However, aesthetics and fracture resistance remained a great problem which limited the clinical indications of the glass ionomer cement restorations. At that time, EQUIA was developed by GC in combination with a light curing resin coating placed over the restoration immediately after setting. This unique coating protects the glass ionomer material from wear until it fully matures and gives it a shiny, aesthetic look. The most important concern then was its clinical longevity, especially in moderate to large two-surface restorations.
So the most important outcome of this long-term clinical study is that we could destroy the myth that glass ionomer cements wear quickly and therefore were only suitable as provisional posterior restorative materials.
THE IMPACT ON DAY-TO-DAY DENTISTRY
The long-term clinical findings of our study in combination with many others already published, proved that glass ionomer cements are not provisional restorative materials but a bona fide permanent material of choice even in large proximal restorations. These restorations are placed very quickly in bulk and without the need for adhesive systems. When the patient is at high caries risk or isolation of the cavity poses a problem, now the material of choice is a reliable reinforced glass ionomer with resin coating.
In Turkey, the government covers most of the basic dental treatments in dental hospitals or university clinics for insured employees. We have a large amount of patients attending our clinics every day for many reasons, but mostly for caries and periodontal problems. For the past two years national social security has not reimbursed hospitals for glass ionomer restorations because it considers them to be provisional restorations instead of permanent.
However, these patients are in need of a fluoride-releasing restorative material to stabilize their oral environment. For that purpose and for convincing the Ministry of Health that this material is now a proven permanent restorative material, we needed evidence based research and long-term clinical trials. With the published data that are now available in the literature, I think that we will be successful very soon.

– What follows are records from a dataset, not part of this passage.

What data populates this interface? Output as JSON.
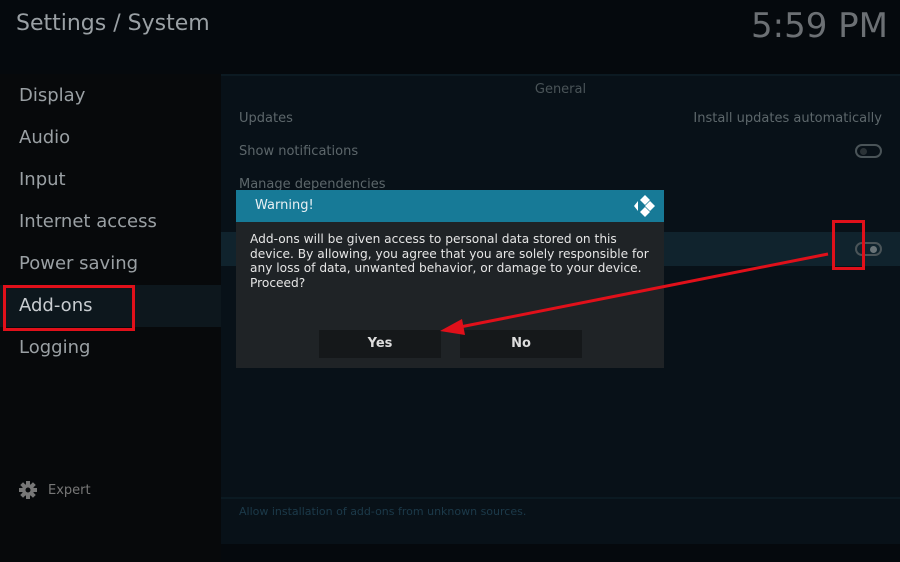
{
  "header": {
    "title": "Settings / System",
    "clock": "5:59 PM"
  },
  "sidebar": {
    "items": [
      {
        "label": "Display"
      },
      {
        "label": "Audio"
      },
      {
        "label": "Input"
      },
      {
        "label": "Internet access"
      },
      {
        "label": "Power saving"
      },
      {
        "label": "Add-ons"
      },
      {
        "label": "Logging"
      }
    ],
    "selected": "Add-ons",
    "expert_label": "Expert"
  },
  "main": {
    "group": "General",
    "rows": [
      {
        "label": "Updates",
        "value": "Install updates automatically"
      },
      {
        "label": "Show notifications",
        "toggle": false
      },
      {
        "label": "Manage dependencies"
      },
      {
        "label": "",
        "toggle": true
      }
    ],
    "description": "Allow installation of add-ons from unknown sources."
  },
  "dialog": {
    "title": "Warning!",
    "message": "Add-ons will be given access to personal data stored on this device. By allowing, you agree that you are solely responsible for any loss of data, unwanted behavior, or damage to your device. Proceed?",
    "yes": "Yes",
    "no": "No"
  },
  "colors": {
    "accent": "#177a97",
    "annotation": "#e0101a"
  }
}
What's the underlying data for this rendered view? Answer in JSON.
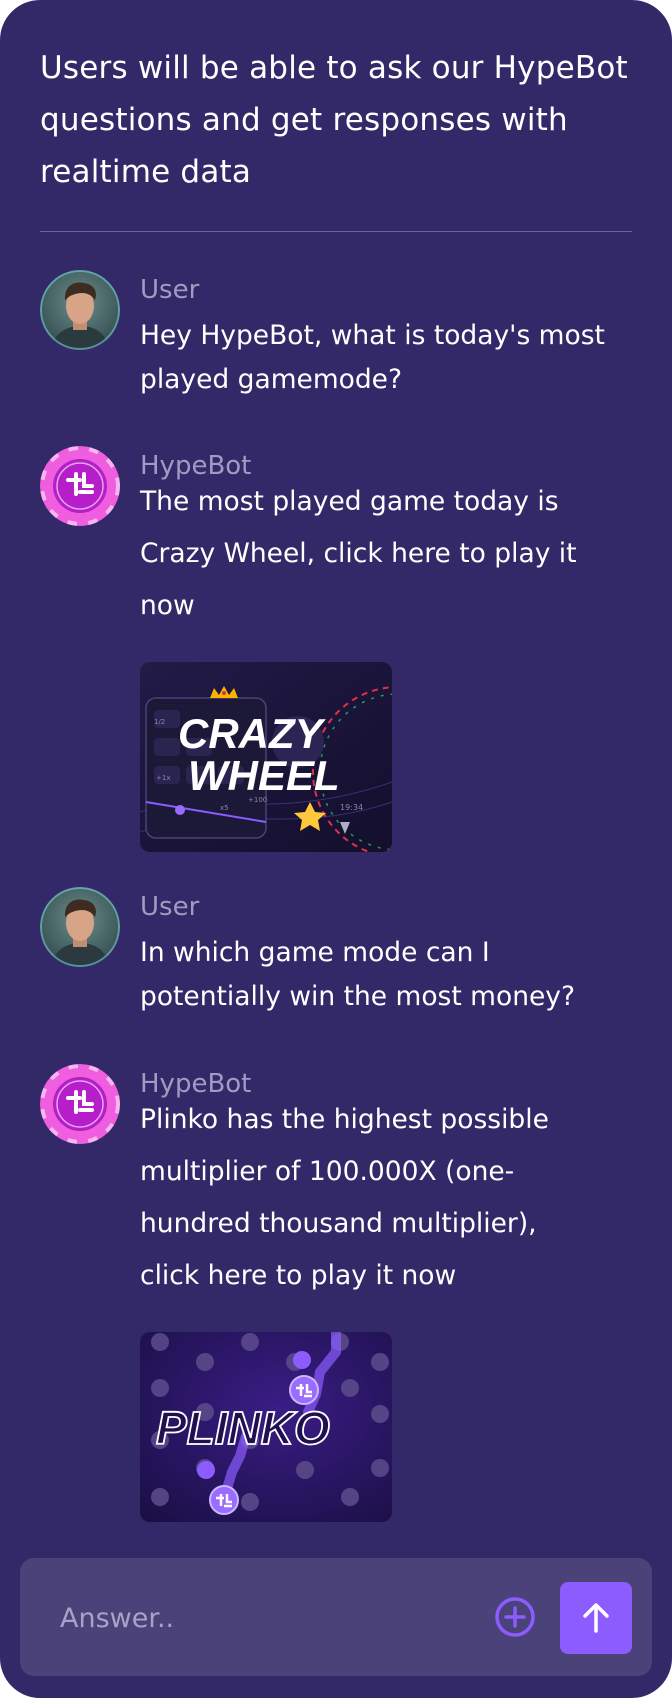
{
  "intro": {
    "line1": "Users will be able to ask our HypeBot",
    "line2": "questions and get responses with",
    "line3": "realtime data"
  },
  "messages": [
    {
      "sender": "User",
      "lines": [
        "Hey HypeBot, what is today's most",
        "played gamemode?"
      ]
    },
    {
      "sender": "HypeBot",
      "lines": [
        "The most played game today is",
        "Crazy Wheel, click here to play it",
        "now"
      ],
      "card": {
        "title_line1": "CRAZY",
        "title_line2": "WHEEL",
        "small_labels": [
          "1/2",
          "+1x",
          "x5",
          "+100",
          "19:34"
        ]
      }
    },
    {
      "sender": "User",
      "lines": [
        "In which game mode can I",
        "potentially win the most money?"
      ]
    },
    {
      "sender": "HypeBot",
      "lines": [
        "Plinko has the highest possible",
        "multiplier of 100.000X (one-",
        "hundred thousand multiplier),",
        "click here to play it now"
      ],
      "card": {
        "title": "PLINKO"
      }
    }
  ],
  "composer": {
    "placeholder": "Answer..",
    "value": ""
  },
  "icons": {
    "attach": "plus-circle-icon",
    "send": "arrow-up-icon"
  },
  "colors": {
    "background": "#332968",
    "composer": "#4b427a",
    "accent": "#8c5cff",
    "sender_label": "#a09bc0"
  }
}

The overall clinical performance of EQUIA Fil was excellent even in large posterior two-surfaces restorations after a period of 6 years
THE EQUIA FIL SYSTEM
Nowadays, most of the reinforced and encapsulated glass ionomer materials can be used for a minimum of two years without any problems in posterior teeth with small to moderate cavities.1 However, if color match is a concern for the patient, or if we need a more resistant permanent material for medium to large cavities and if we are looking for a long-term restoration, a more sophisticated brand like EQUIA Fil with a resin coating should be used.2
The EQUIA Fil system is different to other reinforced and encapsulated glass ionomer materials on the market due to its reliable color matching properties and easy handling. The other materials, including Riva, have a chalky appearance, similar to conventional powder liquid glass ionomer cements after placement. EQUIA Fil matures under the resin coating and develops a very hard and resistant consistency as time passes. This fracture resistance is crucial as the material needs to function in the mouth for a long period of time.
Even in larger two- sided restorations, its longevity is better than other glass ionomers and similar to resin composites, as proved in a 4-year clinical study published by my colleagues from Hacettepe University/Turkey [include reference].3
A new version of EQUIA Fil has been launched earlier this year, EQUIA Forte, with further improved color matching and resistance. We are excited to be taking part in a multi-center long-term clinical study alongside universities in Croatia, Italy and Bulgaria to test the clinical efficacy of this material.